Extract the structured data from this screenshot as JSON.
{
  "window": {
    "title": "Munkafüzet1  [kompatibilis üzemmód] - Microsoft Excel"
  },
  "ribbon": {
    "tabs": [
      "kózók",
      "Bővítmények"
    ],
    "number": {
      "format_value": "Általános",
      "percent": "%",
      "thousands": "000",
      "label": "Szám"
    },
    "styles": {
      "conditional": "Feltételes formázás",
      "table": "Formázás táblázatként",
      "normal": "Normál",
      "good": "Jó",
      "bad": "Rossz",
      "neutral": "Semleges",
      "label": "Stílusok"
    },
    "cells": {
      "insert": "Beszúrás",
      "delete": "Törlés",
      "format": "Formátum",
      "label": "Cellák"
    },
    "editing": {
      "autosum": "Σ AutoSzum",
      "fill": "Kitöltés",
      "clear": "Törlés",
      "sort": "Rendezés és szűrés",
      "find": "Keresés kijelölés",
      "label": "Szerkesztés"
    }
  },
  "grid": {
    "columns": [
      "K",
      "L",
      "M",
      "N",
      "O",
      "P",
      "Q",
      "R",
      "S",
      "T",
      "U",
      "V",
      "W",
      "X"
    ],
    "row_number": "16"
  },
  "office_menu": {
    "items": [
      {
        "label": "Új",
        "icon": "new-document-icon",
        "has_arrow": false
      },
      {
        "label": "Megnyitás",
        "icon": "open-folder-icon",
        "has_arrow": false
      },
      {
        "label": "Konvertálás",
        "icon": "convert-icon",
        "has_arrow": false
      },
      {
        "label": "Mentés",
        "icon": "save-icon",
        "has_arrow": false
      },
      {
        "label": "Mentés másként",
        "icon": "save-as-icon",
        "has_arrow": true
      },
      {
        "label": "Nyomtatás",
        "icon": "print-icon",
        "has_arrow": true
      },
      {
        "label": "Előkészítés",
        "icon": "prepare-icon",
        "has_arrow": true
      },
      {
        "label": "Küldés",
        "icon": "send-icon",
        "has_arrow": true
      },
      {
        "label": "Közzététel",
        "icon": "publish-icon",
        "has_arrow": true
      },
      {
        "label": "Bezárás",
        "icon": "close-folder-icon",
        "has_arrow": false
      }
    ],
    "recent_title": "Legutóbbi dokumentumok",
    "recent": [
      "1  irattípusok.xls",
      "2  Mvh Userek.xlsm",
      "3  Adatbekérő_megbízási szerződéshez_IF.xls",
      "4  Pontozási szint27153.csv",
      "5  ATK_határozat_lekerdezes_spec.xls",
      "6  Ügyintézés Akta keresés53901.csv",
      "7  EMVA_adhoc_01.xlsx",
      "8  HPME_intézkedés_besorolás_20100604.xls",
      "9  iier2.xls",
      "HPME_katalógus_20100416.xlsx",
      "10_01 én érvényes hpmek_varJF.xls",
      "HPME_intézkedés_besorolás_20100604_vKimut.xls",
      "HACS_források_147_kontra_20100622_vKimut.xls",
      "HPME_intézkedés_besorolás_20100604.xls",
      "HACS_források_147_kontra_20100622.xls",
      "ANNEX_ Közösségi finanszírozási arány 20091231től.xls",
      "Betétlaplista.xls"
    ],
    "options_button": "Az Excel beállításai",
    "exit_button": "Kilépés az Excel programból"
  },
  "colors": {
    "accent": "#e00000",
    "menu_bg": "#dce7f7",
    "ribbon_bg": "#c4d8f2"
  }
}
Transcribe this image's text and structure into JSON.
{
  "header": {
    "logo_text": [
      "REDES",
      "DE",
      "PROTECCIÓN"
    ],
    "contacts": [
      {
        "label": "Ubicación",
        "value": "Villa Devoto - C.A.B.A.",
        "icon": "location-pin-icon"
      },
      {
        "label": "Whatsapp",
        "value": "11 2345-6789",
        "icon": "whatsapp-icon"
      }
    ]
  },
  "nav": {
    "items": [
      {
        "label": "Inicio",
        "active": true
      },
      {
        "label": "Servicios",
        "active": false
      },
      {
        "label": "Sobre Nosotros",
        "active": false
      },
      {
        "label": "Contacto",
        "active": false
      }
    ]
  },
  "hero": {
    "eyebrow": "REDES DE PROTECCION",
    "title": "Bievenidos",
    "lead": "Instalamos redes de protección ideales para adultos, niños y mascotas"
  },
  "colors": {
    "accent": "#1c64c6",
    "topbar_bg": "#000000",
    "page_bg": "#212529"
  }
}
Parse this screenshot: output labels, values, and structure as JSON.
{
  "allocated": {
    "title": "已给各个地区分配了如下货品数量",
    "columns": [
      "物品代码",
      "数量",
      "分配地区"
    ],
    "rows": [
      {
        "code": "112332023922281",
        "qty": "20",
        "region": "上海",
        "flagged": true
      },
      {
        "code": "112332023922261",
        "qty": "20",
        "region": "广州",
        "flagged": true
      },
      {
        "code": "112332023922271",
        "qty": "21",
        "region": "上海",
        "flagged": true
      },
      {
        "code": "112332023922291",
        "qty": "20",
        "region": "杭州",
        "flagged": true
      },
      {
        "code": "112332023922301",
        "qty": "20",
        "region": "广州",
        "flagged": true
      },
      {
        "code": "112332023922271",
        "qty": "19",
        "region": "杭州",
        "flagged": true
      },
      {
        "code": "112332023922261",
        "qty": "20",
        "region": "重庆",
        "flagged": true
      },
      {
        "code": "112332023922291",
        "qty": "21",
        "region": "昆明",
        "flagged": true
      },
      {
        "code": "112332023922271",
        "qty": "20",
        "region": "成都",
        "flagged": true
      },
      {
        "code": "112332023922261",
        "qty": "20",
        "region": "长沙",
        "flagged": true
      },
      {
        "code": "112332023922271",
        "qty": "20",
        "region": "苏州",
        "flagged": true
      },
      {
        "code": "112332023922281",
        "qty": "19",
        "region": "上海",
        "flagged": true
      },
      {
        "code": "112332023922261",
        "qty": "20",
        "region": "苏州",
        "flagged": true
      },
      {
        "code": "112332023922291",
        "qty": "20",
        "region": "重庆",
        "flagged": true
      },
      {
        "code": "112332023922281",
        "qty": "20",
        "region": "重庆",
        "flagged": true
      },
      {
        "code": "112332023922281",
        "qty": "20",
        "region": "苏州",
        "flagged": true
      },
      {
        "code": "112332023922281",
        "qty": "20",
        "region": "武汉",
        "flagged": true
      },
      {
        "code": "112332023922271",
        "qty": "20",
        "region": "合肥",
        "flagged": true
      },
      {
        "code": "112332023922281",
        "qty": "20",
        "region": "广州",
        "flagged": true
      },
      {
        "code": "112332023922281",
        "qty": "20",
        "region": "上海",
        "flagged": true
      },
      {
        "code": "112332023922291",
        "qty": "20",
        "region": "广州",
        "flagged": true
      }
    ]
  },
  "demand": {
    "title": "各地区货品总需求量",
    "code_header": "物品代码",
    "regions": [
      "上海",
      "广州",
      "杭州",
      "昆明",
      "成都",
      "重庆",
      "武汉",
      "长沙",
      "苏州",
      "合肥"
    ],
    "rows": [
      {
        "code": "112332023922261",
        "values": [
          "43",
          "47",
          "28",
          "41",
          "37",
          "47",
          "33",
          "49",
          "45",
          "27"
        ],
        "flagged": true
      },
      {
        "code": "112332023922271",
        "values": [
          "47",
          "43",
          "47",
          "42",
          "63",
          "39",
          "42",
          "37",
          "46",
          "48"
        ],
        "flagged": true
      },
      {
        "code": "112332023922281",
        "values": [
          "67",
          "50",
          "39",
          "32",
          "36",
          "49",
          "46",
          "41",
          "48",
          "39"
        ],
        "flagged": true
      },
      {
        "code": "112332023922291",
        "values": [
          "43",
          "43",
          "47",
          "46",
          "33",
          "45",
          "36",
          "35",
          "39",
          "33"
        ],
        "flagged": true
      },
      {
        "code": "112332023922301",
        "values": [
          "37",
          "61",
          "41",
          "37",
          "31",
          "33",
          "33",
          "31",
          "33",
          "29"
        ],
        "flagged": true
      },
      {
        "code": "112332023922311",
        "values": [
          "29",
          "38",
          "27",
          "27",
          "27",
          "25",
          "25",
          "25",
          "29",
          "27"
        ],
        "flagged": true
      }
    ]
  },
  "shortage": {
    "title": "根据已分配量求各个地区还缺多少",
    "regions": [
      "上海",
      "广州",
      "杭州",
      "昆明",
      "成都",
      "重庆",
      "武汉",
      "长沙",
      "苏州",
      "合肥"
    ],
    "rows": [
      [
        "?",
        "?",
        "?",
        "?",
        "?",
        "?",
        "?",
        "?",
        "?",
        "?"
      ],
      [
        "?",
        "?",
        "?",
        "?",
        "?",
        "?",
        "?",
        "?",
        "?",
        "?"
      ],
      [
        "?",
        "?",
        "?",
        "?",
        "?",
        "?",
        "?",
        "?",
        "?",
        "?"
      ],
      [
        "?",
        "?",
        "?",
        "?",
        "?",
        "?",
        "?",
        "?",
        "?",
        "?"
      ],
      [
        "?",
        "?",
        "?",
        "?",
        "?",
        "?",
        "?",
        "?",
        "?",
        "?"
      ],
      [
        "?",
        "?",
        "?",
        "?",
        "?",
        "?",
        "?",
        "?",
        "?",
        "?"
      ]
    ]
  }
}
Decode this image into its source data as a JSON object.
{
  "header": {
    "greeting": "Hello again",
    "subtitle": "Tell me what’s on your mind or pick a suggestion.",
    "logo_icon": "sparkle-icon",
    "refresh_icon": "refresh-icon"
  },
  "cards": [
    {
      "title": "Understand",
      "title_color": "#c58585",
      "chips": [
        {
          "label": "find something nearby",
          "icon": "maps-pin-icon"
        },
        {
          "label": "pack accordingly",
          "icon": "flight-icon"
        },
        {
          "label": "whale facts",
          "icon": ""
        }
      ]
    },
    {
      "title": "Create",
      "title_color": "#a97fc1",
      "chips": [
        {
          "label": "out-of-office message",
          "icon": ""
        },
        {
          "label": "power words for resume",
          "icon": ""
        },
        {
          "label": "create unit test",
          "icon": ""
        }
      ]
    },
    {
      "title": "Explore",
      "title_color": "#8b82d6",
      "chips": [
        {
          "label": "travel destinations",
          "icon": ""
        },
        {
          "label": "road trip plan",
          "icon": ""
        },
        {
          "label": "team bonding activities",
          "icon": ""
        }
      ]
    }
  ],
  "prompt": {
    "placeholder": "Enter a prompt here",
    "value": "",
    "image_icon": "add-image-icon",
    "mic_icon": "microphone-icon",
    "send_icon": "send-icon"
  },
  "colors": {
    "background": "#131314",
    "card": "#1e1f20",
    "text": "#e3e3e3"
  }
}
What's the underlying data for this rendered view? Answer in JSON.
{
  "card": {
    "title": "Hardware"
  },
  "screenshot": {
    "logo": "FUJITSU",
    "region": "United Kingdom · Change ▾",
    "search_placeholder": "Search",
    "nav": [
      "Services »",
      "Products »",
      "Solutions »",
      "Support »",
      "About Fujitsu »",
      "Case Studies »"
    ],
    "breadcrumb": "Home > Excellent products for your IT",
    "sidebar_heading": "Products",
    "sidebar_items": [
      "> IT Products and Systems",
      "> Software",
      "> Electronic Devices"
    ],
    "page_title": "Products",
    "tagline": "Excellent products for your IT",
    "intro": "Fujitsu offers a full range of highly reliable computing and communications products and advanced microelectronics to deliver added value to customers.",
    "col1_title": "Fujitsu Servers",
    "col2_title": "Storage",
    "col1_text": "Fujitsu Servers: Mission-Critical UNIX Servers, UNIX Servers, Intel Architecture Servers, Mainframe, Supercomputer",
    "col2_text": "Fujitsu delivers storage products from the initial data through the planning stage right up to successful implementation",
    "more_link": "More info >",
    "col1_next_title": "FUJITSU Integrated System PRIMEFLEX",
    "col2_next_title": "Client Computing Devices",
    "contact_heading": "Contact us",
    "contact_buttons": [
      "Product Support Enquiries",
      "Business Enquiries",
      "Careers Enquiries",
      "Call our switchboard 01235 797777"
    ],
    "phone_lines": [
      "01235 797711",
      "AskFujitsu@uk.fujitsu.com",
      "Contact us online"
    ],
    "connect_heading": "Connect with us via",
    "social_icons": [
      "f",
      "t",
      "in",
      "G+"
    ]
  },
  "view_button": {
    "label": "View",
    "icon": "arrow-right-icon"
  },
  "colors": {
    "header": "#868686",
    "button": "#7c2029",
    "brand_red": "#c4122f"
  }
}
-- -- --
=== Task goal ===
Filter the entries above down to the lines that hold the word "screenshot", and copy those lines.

=== Response area ===
Extract the structured data from this screenshot as JSON.
Parse this screenshot: output labels, values, and structure as JSON.
  "screenshot": {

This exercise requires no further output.